PARIS — Drought is killing off trees in Brazil’s fragile Amazon rain forest and depleting the region’s carbon reservoirs — an ecological double-whammy with devastating implications, according to a study published Thursday.
The Amazon’s lush vegetation in a typical year absorbs nearly two billion tonnes of carbon dioxide, one of the chief culprits causing climate change.
But a 30-year study published by the journal Science found that the world’s largest tropical rain forest is surprisingly sensitive to drought, and that the resulting loss of vegetation will have a greater-than-anticipated effect in causing a sharp spike in greenhouse gases.
The Amazon tree canopy which absorbs massive amounts of greenhouse gases often succumbs to the effects of dryness, thereby accelerating global warming by not absorbing CO2, scientists said.
Drought also accelerates the depletion of the region’s carbon sinks, natural reservoirs that accumulate and store the chemical compound for an indefinite period.
Researchers said the total impact of the drought was an additional five billion tonnes of carbon dioxide in the atmosphere — more than the combined annual emissions of Europe and Japan.
The research from more than 40 institutions around the world was gathered during the particularly harsh 2005 drought, which had a severe impact on the flora of the Amazon.
The drought that year dramatically reversed decades of carbon absorption, the researchers said.
“For years, the Amazon forest has been helping to slow down climate change. But relying on this subsidy from nature is extremely dangerous,” said Professor Oliver Phillips of Britain’s University of Leeds, the lead author of the study.
“If the Earth’s carbon sinks slow or go into reverse, as our results show is possible, carbon dioxide levels will rise even faster.
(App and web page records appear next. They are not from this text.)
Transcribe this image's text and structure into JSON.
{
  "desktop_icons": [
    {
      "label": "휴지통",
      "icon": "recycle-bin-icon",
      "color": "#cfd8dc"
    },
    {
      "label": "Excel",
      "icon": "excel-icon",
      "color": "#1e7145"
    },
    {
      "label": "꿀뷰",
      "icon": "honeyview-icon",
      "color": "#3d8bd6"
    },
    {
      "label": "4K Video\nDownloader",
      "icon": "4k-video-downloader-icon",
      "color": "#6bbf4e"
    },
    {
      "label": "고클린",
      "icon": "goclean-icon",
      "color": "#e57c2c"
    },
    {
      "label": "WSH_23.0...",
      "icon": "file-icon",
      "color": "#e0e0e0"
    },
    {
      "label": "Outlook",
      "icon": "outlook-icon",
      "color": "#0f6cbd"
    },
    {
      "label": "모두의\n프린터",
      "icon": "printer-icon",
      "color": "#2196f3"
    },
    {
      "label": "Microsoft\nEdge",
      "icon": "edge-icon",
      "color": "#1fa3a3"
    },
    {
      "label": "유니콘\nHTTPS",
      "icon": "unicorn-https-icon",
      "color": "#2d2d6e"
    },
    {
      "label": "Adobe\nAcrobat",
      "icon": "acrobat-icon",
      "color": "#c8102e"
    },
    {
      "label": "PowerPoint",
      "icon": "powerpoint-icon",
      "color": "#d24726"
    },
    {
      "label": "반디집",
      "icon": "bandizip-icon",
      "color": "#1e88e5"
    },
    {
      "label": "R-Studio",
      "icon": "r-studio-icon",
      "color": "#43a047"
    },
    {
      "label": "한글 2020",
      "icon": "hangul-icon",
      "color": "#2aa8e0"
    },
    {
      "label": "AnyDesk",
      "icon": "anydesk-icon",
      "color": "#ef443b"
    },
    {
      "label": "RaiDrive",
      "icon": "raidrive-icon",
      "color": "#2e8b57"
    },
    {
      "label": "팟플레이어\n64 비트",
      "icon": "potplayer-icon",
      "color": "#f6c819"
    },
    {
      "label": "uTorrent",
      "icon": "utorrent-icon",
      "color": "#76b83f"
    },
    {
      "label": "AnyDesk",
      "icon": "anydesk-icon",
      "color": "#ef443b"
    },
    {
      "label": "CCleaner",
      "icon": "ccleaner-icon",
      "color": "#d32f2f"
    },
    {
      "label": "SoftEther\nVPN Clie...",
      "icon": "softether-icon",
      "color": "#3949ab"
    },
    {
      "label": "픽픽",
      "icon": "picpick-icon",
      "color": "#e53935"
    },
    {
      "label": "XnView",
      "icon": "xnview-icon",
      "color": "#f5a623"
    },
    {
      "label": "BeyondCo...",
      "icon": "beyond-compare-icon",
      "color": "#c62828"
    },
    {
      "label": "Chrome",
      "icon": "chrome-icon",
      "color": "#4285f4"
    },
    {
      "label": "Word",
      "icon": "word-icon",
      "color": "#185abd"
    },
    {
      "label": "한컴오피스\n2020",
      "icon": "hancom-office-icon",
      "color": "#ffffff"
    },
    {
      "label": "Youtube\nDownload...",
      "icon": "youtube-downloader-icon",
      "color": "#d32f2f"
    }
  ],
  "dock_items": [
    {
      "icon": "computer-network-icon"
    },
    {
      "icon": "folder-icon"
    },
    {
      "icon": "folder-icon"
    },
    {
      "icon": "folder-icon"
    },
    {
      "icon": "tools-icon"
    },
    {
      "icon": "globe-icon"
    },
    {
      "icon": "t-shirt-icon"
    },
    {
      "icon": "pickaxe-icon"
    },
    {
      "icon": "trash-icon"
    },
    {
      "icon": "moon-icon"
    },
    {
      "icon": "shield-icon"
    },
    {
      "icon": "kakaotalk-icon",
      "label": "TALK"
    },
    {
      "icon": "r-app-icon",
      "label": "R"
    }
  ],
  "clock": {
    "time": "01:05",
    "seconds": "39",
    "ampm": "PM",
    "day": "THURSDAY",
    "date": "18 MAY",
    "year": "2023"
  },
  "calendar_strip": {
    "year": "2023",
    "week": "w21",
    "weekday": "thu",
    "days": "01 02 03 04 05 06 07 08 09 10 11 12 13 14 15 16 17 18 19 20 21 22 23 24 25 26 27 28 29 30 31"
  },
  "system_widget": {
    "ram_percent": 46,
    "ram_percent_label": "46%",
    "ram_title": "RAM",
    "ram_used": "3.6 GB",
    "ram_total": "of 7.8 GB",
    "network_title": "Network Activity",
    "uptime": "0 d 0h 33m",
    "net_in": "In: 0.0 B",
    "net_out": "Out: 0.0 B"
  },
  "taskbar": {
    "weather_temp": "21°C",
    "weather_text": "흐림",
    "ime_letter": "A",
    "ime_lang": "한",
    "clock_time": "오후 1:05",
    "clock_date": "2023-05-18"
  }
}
Deeper cuts in emissions will be required to stabilize our climate.”
Visually, most of the Amazon showed little effects of the drought. “But our records prove tree death rates accelerated,” Phillips said.
“Because the region is so vast, even small ecological effects can scale-up to a large impact on the planet’s carbon cycle.”
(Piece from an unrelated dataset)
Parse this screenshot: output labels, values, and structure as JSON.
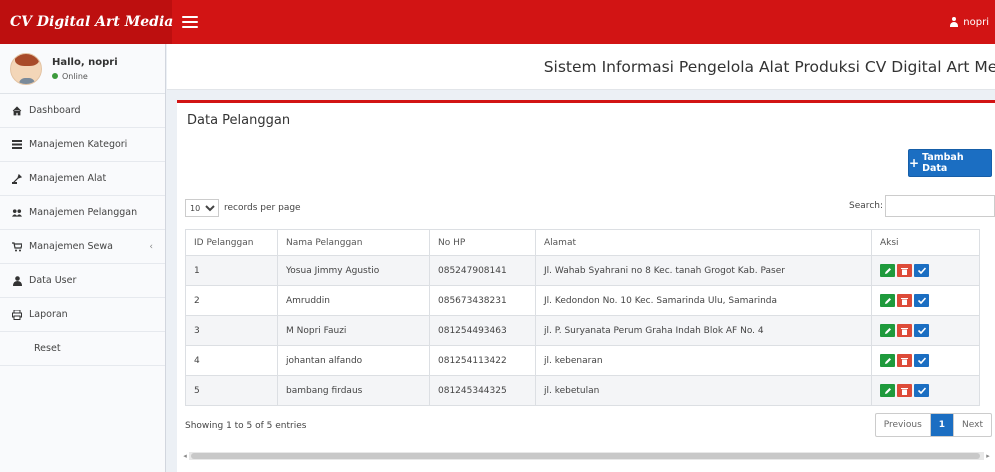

Scientists say the Amazon accounts for more than half of the world’s rainforest, covering an area 25 times the size of the United Kingdom.
The study, which involved 68 scientists from 13 countries, found that various species of tropical palm trees are particularly vulnerable to drought, which suggests the risk to biodiversity caused by climate change.
The findings are especially sobering because climatologists predict the creation of a potentially devastating cycle in which the Amazon’s hotter and more intense future dry seasons in turn lead to more greenhouse gas emissions and even more drought.